Each line below that contains the word "JSON" must be copied.

Exercise materials Start Marker

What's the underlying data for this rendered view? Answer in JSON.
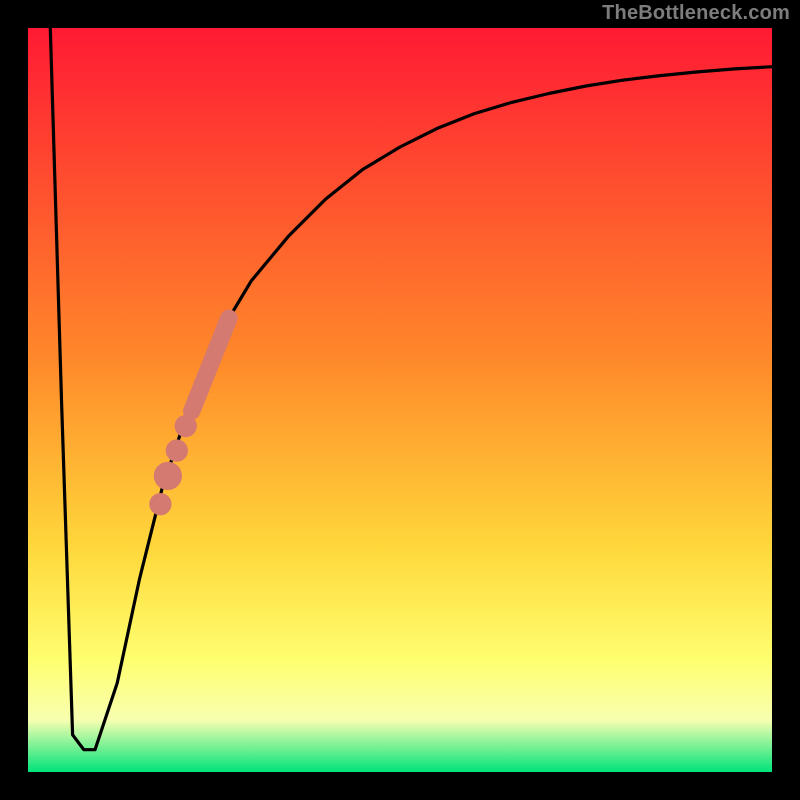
{
  "attribution": "TheBottleneck.com",
  "colors": {
    "frame": "#000000",
    "curve": "#000000",
    "markers": "#d47a70",
    "grad_top": "#ff1a33",
    "grad_mid1": "#ff8a2a",
    "grad_mid2": "#ffd83b",
    "grad_mid3": "#ffff70",
    "grad_mid4": "#f7ffb0",
    "grad_bottom": "#00e37a"
  },
  "chart_data": {
    "type": "line",
    "title": "",
    "xlabel": "",
    "ylabel": "",
    "xlim": [
      0,
      100
    ],
    "ylim": [
      0,
      100
    ],
    "grid": false,
    "series": [
      {
        "name": "curve",
        "x": [
          3,
          4.5,
          6,
          7.5,
          9,
          12,
          15,
          18,
          21,
          24,
          27,
          30,
          35,
          40,
          45,
          50,
          55,
          60,
          65,
          70,
          75,
          80,
          85,
          90,
          95,
          100
        ],
        "values": [
          100,
          50,
          5,
          3,
          3,
          12,
          26,
          38,
          47,
          55,
          61,
          66,
          72,
          77,
          81,
          84,
          86.5,
          88.5,
          90,
          91.2,
          92.2,
          93,
          93.6,
          94.1,
          94.5,
          94.8
        ]
      }
    ],
    "markers": {
      "kind": "scatter",
      "color": "#d47a70",
      "bar_segment": {
        "x0": 22,
        "y0": 48.5,
        "x1": 27,
        "y1": 61,
        "width": 2.6
      },
      "dots": [
        {
          "x": 21.2,
          "y": 46.5,
          "r": 1.5
        },
        {
          "x": 20.0,
          "y": 43.2,
          "r": 1.5
        },
        {
          "x": 18.8,
          "y": 39.8,
          "r": 1.9
        },
        {
          "x": 17.8,
          "y": 36.0,
          "r": 1.5
        }
      ]
    },
    "background_gradient": [
      {
        "stop": 0.0,
        "color": "#ff1a33"
      },
      {
        "stop": 0.45,
        "color": "#ff8a2a"
      },
      {
        "stop": 0.7,
        "color": "#ffd83b"
      },
      {
        "stop": 0.85,
        "color": "#ffff70"
      },
      {
        "stop": 0.93,
        "color": "#f7ffb0"
      },
      {
        "stop": 1.0,
        "color": "#00e37a"
      }
    ]
  }
}
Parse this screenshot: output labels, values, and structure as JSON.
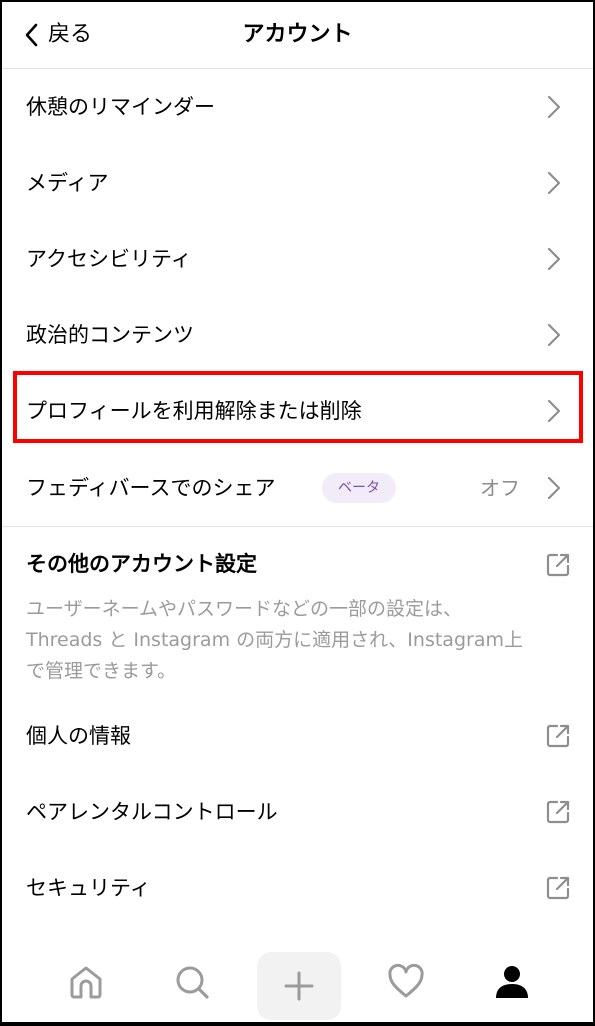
{
  "header": {
    "back_label": "戻る",
    "title": "アカウント"
  },
  "menu": {
    "items": [
      {
        "label": "休憩のリマインダー"
      },
      {
        "label": "メディア"
      },
      {
        "label": "アクセシビリティ"
      },
      {
        "label": "政治的コンテンツ"
      },
      {
        "label": "プロフィールを利用解除または削除"
      },
      {
        "label": "フェディバースでのシェア",
        "badge": "ベータ",
        "value": "オフ"
      }
    ]
  },
  "other_settings": {
    "title": "その他のアカウント設定",
    "description": "ユーザーネームやパスワードなどの一部の設定は、Threads と Instagram の両方に適用され、Instagram上で管理できます。",
    "items": [
      {
        "label": "個人の情報"
      },
      {
        "label": "ペアレンタルコントロール"
      },
      {
        "label": "セキュリティ"
      }
    ]
  },
  "tabbar": {
    "icons": [
      "home-icon",
      "search-icon",
      "plus-icon",
      "heart-icon",
      "profile-icon"
    ]
  },
  "colors": {
    "highlight": "#ff0000",
    "badge_bg": "#f1ecf8",
    "badge_text": "#7b4fa8",
    "secondary_text": "#8e8e8e"
  }
}
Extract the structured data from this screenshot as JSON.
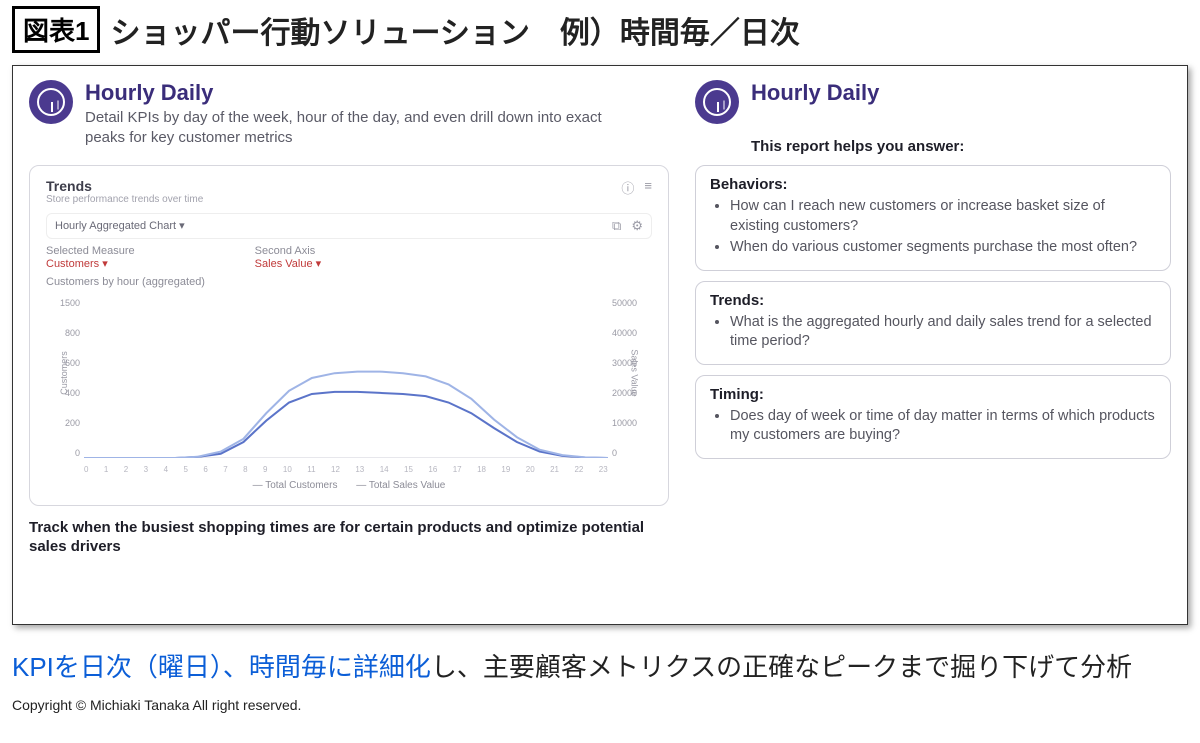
{
  "title": {
    "badge": "図表1",
    "text": "ショッパー行動ソリューション　例）時間毎／日次"
  },
  "left": {
    "heading": "Hourly Daily",
    "subheading": "Detail KPIs by day of the week, hour of the day, and even drill down into exact peaks for key customer metrics",
    "card": {
      "title": "Trends",
      "subtitle": "Store performance trends over time",
      "dropdown": "Hourly Aggregated Chart ▾",
      "measure_label": "Selected Measure",
      "measure_value": "Customers ▾",
      "axis2_label": "Second Axis",
      "axis2_value": "Sales Value ▾",
      "group_label": "Customers by hour (aggregated)",
      "legend1": "— Total Customers",
      "legend2": "— Total Sales Value",
      "ylabel": "Customers",
      "ylabel2": "Sales Value"
    },
    "caption": "Track when the busiest shopping times are for certain products and optimize potential sales drivers"
  },
  "right": {
    "heading": "Hourly Daily",
    "subheading": "This report helps you answer:",
    "boxes": [
      {
        "title": "Behaviors:",
        "items": [
          "How can I reach new customers or increase basket size of existing customers?",
          "When do various customer segments purchase the most often?"
        ]
      },
      {
        "title": "Trends:",
        "items": [
          "What is the aggregated hourly and daily sales trend for a selected time period?"
        ]
      },
      {
        "title": "Timing:",
        "items": [
          "Does day of week or time of day matter in terms of which products my customers are buying?"
        ]
      }
    ]
  },
  "bottom": {
    "blue": "KPIを日次（曜日）、時間毎に詳細化",
    "rest": "し、主要顧客メトリクスの正確なピークまで掘り下げて分析"
  },
  "copyright": "Copyright © Michiaki Tanaka All right reserved.",
  "chart_data": {
    "type": "line",
    "categories": [
      "0",
      "1",
      "2",
      "3",
      "4",
      "5",
      "6",
      "7",
      "8",
      "9",
      "10",
      "11",
      "12",
      "13",
      "14",
      "15",
      "16",
      "17",
      "18",
      "19",
      "20",
      "21",
      "22",
      "23"
    ],
    "series": [
      {
        "name": "Total Customers",
        "values": [
          0,
          0,
          0,
          0,
          0,
          10,
          40,
          150,
          350,
          520,
          600,
          620,
          620,
          610,
          600,
          580,
          520,
          420,
          280,
          150,
          60,
          20,
          5,
          0
        ]
      },
      {
        "name": "Total Sales Value",
        "values": [
          0,
          0,
          0,
          0,
          0,
          400,
          2000,
          6000,
          14000,
          21000,
          25000,
          26500,
          27000,
          27000,
          26500,
          25500,
          23000,
          18500,
          12000,
          6500,
          2600,
          900,
          200,
          0
        ]
      }
    ],
    "yticks_left": [
      "1500",
      "800",
      "600",
      "400",
      "200",
      "0"
    ],
    "yticks_right": [
      "50000",
      "40000",
      "30000",
      "20000",
      "10000",
      "0"
    ],
    "ylim_left": [
      0,
      1500
    ],
    "ylim_right": [
      0,
      50000
    ]
  }
}
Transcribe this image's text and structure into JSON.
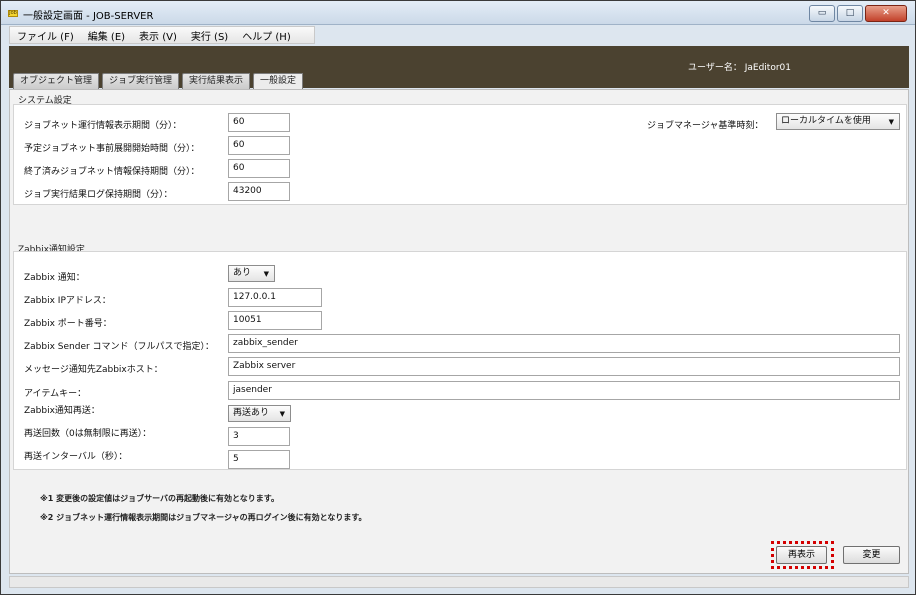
{
  "window": {
    "title": "一般設定画面 - JOB-SERVER",
    "app_icon_text": "Job",
    "minimize": "▭",
    "maximize": "□",
    "close": "✕"
  },
  "menu": [
    "ファイル (F)",
    "編集 (E)",
    "表示 (V)",
    "実行 (S)",
    "ヘルプ (H)"
  ],
  "header": {
    "user": "ユーザー名： JaEditor01"
  },
  "tabs": [
    "オブジェクト管理",
    "ジョブ実行管理",
    "実行結果表示",
    "一般設定"
  ],
  "system": {
    "title": "システム設定",
    "fields": [
      {
        "label": "ジョブネット運行情報表示期間（分）：",
        "value": "60"
      },
      {
        "label": "予定ジョブネット事前展開開始時間（分）：",
        "value": "60"
      },
      {
        "label": "終了済みジョブネット情報保持期間（分）：",
        "value": "60"
      },
      {
        "label": "ジョブ実行結果ログ保持期間（分）：",
        "value": "43200"
      }
    ],
    "time_label": "ジョブマネージャ基準時刻：",
    "time_value": "ローカルタイムを使用"
  },
  "zabbix": {
    "title": "Zabbix通知設定",
    "notify_label": "Zabbix 通知：",
    "notify_value": "あり",
    "ip_label": "Zabbix IPアドレス：",
    "ip_value": "127.0.0.1",
    "port_label": "Zabbix ポート番号：",
    "port_value": "10051",
    "sender_label": "Zabbix Sender コマンド（フルパスで指定）：",
    "sender_value": "zabbix_sender",
    "host_label": "メッセージ通知先Zabbixホスト：",
    "host_value": "Zabbix server",
    "item_label": "アイテムキー：",
    "item_value": "jasender",
    "resend_label": "Zabbix通知再送：",
    "resend_value": "再送あり",
    "count_label": "再送回数（0は無制限に再送）：",
    "count_value": "3",
    "interval_label": "再送インターバル（秒）：",
    "interval_value": "5"
  },
  "notes": [
    "※1 変更後の設定値はジョブサーバの再起動後に有効となります。",
    "※2 ジョブネット運行情報表示期間はジョブマネージャの再ログイン後に有効となります。"
  ],
  "buttons": {
    "refresh": "再表示",
    "change": "変更"
  },
  "colors": {
    "header_bg": "#4b4230",
    "highlight": "#d40000"
  }
}
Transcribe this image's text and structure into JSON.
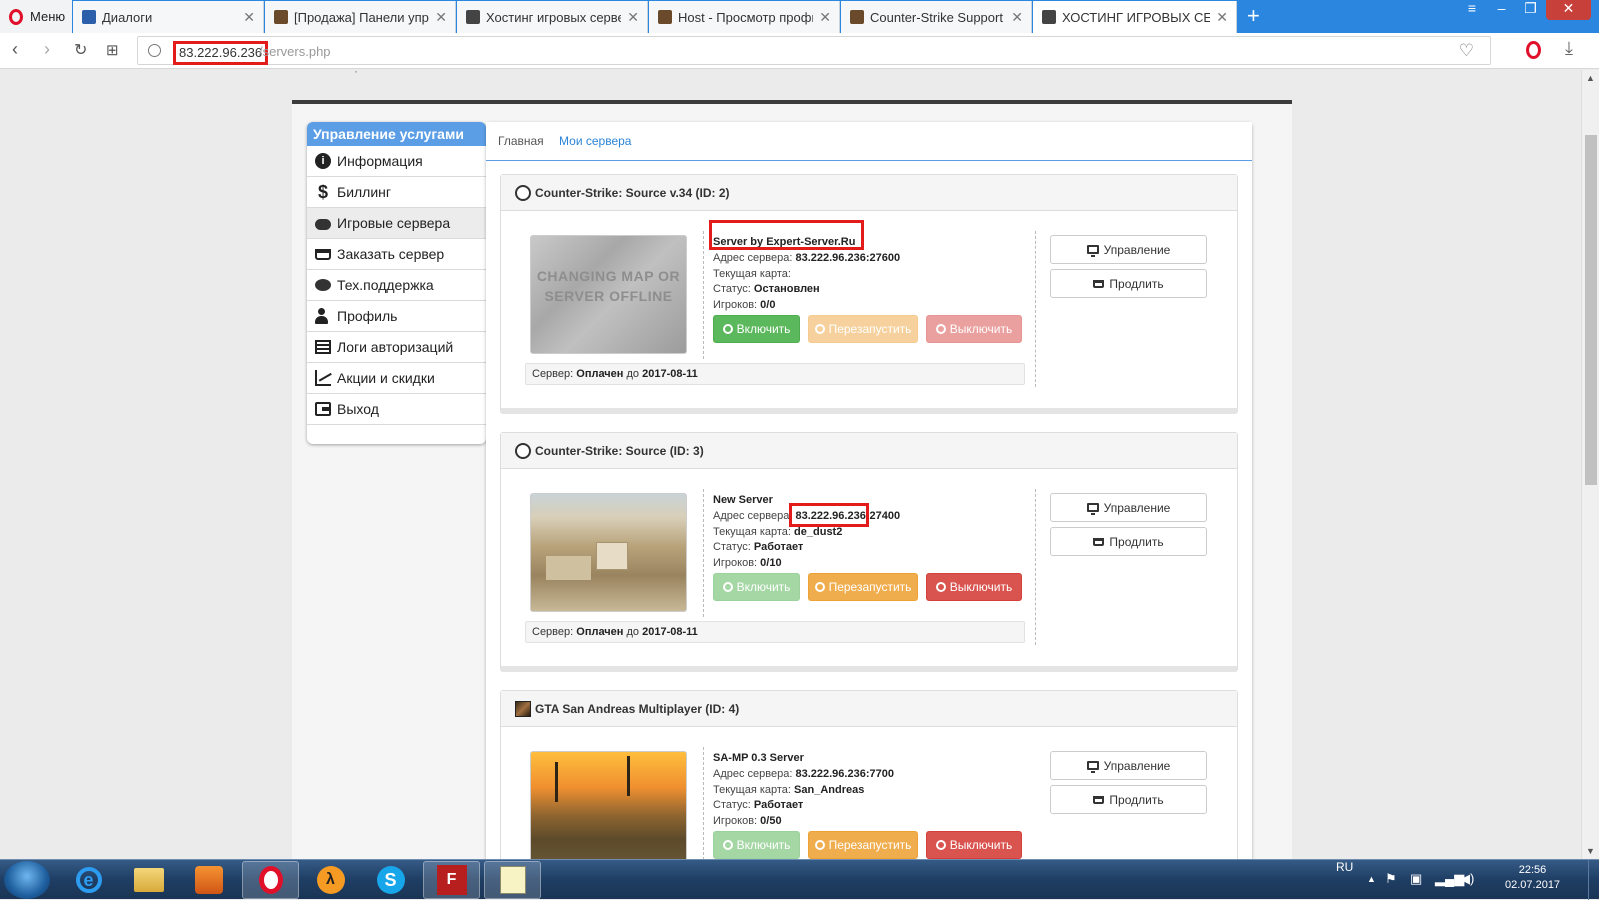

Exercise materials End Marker

## [Task output]
What's the underlying data for this rendered view? Answer in JSON.
Parse this screenshot: output labels, values, and structure as JSON.
Extract the structured data from this screenshot as JSON.
Transcribe this image's text and structure into JSON.
Transcribe this image's text and structure into JSON.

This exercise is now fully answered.